Austrian anti-nationalist organisation AK Pliberk/Bleiburg told BIRN that it welcomed the passing of the resolution by the Austrian parliament, but noted that banning the gathering would be “difficult and problematic, given the fact that the gathering takes place not only in public but also on property owned by the church and private individuals”.
A parliamentary home affairs committee discussion on the issue scheduled for June 3 was postponed, and the wording of the resolution is to be amended by the next committee meeting later this month or in early July.
Meanwhile, Austrian Interior Minister Karl Nehammer has announced the establishment of a working group to examine the situation, warning that the issue is very complex issue and that a decision must be made in accordance with the constitution and the rule of law.
Local Austrians ‘alarmed’ by the event
Danijel Majic, a journalist of Croatian origin who now works in Germany, has covered the Bleiburg commemoration three times – in 2013, 2018 and last year.
“These were very different gatherings… In 2013, I was one of the few journalists who were not from Croatia. The gathering was small then, about 4,000 participants,” Majic told BIRN.
“Then you could notice the open glorification of the Ustasa movement; some participants wore Ustasa uniforms… you could buy a CD with ‘the most beautiful songs of the Ustasa movement’, and Ustasa songs were sung in the marquees,” he recalled.
He said that each year the glorification of the Ustasa movement became “less and less open”, but that in recent years there have still been individuals displaying Ustasa symbols.
“I remember that in 2018, a man had a T-shirt with the image of [Ustasa leader] Ante Pavelic on it, he was not allowed to be at the commemoration, but he was standing at the entrance… and no one was disturbing him, he was just not allowed to approach the commemoration,” Majic said.
The Catholic Church in Carinthia in Austria last year rejected a request from the Croatian Bishops’ Conference to hold a mass at the Bleiburg commemoration because it said the event was being used to promote nationalist ideas.
Also last year, the Austrian Interior Ministry banned the display of two Croatian Ustasa movement symbols – the letter ‘U’ with a grenade, and the checkerboard coat of arms of the Nazi-backed NDH.
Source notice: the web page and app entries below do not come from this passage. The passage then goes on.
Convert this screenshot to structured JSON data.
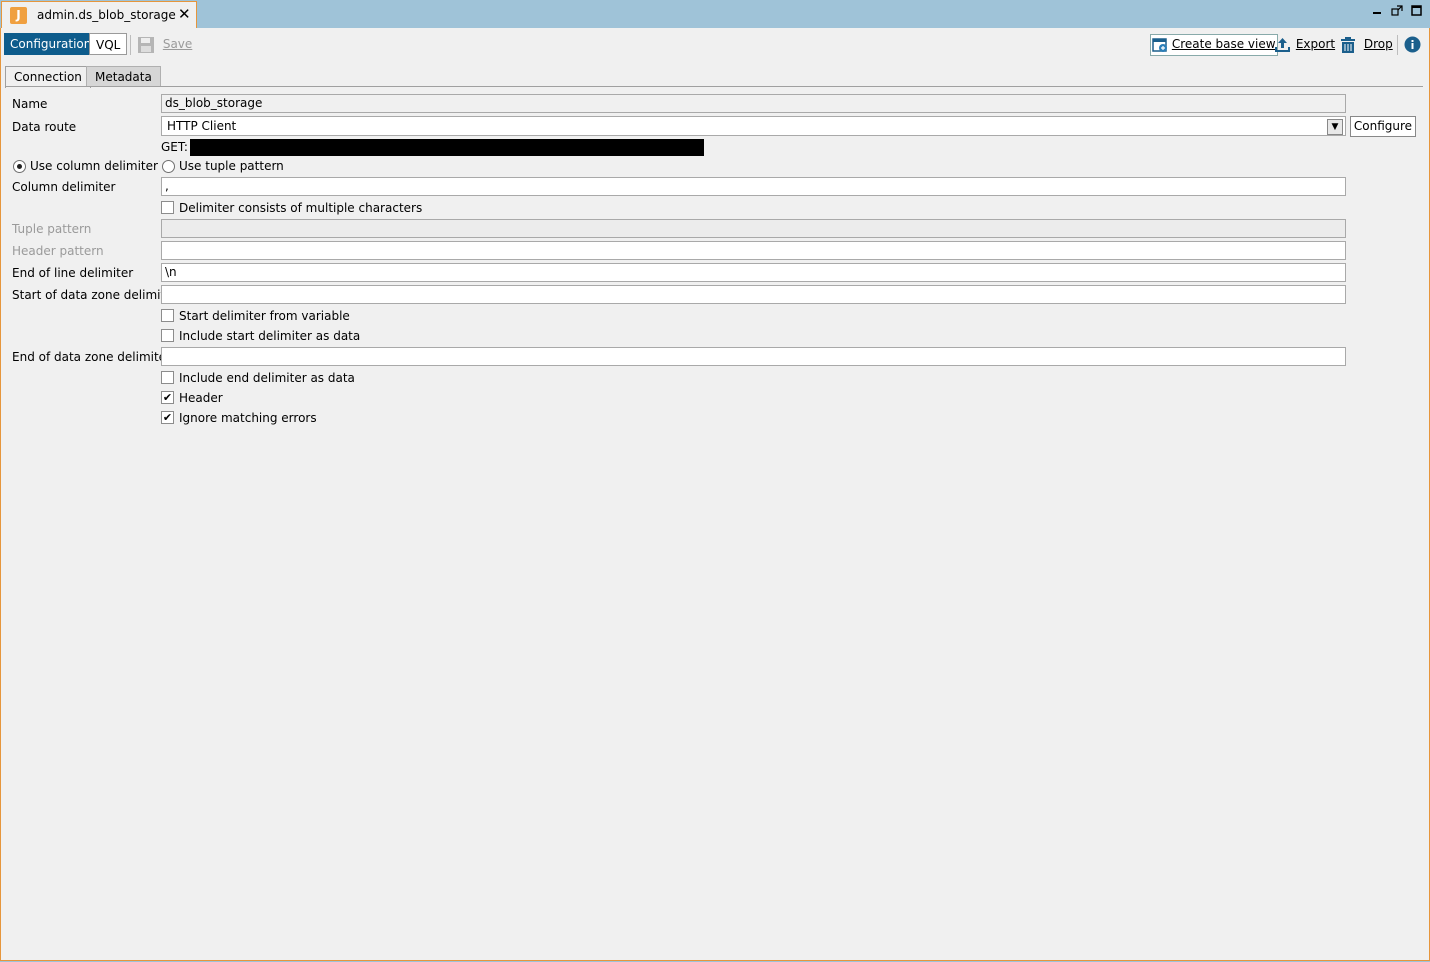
{
  "window": {
    "tab_title": "admin.ds_blob_storage",
    "app_icon_glyph": "J",
    "close_glyph": "✕"
  },
  "toolbar": {
    "configuration_label": "Configuration",
    "vql_label": "VQL",
    "save_label": "Save",
    "create_base_view_label": "Create base view",
    "export_label": "Export",
    "drop_label": "Drop"
  },
  "tabs": {
    "connection": "Connection",
    "metadata": "Metadata"
  },
  "form": {
    "name_label": "Name",
    "name_value": "ds_blob_storage",
    "data_route_label": "Data route",
    "data_route_value": "HTTP Client",
    "configure_label": "Configure",
    "get_label": "GET:",
    "use_column_delimiter_label": "Use column delimiter",
    "use_tuple_pattern_label": "Use tuple pattern",
    "column_delimiter_label": "Column delimiter",
    "column_delimiter_value": ",",
    "multi_char_label": "Delimiter consists of multiple characters",
    "tuple_pattern_label": "Tuple pattern",
    "header_pattern_label": "Header pattern",
    "end_of_line_label": "End of line delimiter",
    "end_of_line_value": "\\n",
    "start_zone_label": "Start of data zone delimiter",
    "start_from_variable_label": "Start delimiter from variable",
    "include_start_label": "Include start delimiter as data",
    "end_zone_label": "End of data zone delimiter",
    "include_end_label": "Include end delimiter as data",
    "header_label": "Header",
    "ignore_errors_label": "Ignore matching errors"
  },
  "colors": {
    "accent": "#0e5c8c",
    "tab_border": "#e6963c",
    "title_bar": "#9fc3d8"
  },
  "icons": [
    "app-icon",
    "close-icon",
    "minimize-icon",
    "restore-icon",
    "maximize-icon",
    "save-icon",
    "create-base-view-icon",
    "export-icon",
    "drop-icon",
    "info-icon"
  ]
}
According to the organisers, the Honorary Bleiburg Platoon, an NGO founded in Austria, some 15,000 people, mostly from Croatia, attended the commemoration last year.
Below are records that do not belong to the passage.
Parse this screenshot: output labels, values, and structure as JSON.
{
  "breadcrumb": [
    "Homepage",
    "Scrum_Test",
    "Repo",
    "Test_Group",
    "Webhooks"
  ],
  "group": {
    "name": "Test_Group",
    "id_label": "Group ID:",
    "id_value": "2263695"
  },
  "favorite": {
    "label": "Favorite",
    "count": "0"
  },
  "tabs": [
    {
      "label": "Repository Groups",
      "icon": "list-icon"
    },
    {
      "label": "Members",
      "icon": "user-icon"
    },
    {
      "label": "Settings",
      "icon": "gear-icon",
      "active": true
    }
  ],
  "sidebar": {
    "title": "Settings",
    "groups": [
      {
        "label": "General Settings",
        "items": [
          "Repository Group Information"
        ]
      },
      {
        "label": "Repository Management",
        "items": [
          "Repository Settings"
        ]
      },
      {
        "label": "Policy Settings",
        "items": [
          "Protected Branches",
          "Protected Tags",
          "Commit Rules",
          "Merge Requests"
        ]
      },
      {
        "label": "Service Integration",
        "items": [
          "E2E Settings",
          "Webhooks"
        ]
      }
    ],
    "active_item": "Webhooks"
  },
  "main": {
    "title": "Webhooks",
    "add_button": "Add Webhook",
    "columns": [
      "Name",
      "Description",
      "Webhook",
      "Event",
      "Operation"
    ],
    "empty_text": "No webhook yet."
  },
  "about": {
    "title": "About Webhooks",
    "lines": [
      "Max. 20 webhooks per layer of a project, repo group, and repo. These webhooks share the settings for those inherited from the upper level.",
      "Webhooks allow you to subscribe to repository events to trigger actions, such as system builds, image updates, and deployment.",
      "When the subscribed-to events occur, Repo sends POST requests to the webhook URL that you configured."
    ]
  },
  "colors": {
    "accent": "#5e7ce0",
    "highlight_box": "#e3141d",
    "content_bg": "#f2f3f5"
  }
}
They warned before the 2019 commemoration that all visitors were forbidden to wear any insignia except Croatian state flags and religious symbols.
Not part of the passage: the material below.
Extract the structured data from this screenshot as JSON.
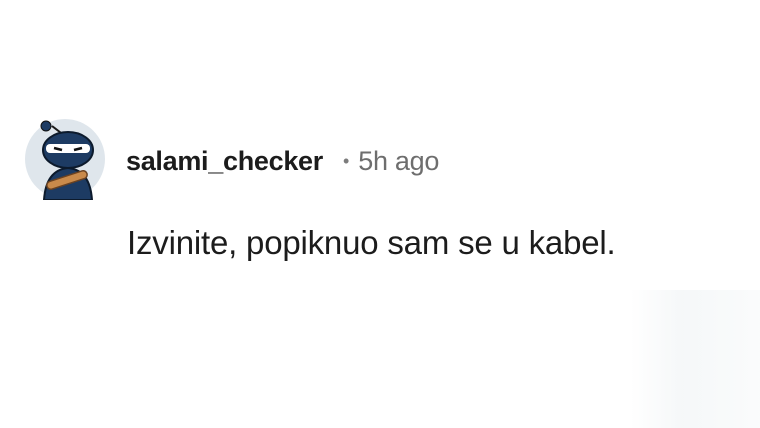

Boze Vukusic from the Honorary Bleiburg Platoon told Croatian Catholic Radio in May this year that “rehabilitating the NDH or a regime during WWII that was allied to the Third Reich would be foolish” and that the organisation did everything it could to prevent “unreasonable individuals” from glorifying it.
BIRN asked the Honorary Bleiburg Platoon for a comment for this article but received no reply.
AK Pliberk/Bleiburg has also noticed that that the commemoration’s participants have tried to refrain from inappropriate gestures since they have come under increased scrutiny by the media, politicians and the police in recent years.
In 2019, one Croatian citizen was reportedly arrested for doing a Nazi salute, and in 2018, five Croatians and one Slovenian national were arrested during the event and charged with publicly displaying far-right insignia.
However, AK Pliberk/Bleiburg argued that the changes were superficial: “The main memorial still glorifies the fascist army and gathering serves as a revisionist counterpart to Jasenovac,” it said.
Voglauer argued that the Bleiburg events “serve manifestly domestic political purposes in Croatia”.
In the Carinthia area of Austria where they are held, however, many people are “truly alarmed over the ultranationalist and revisionist ideology underlying these gatherings and dismayed over the increasing magnitude of these gatherings”, she insisted.
Such events should be banned all around the world as well as in Austria, she said: “Like many others, I certainly do not wish my region and my country to serve any longer as a platform for ultranationalist ideological positions of the past.”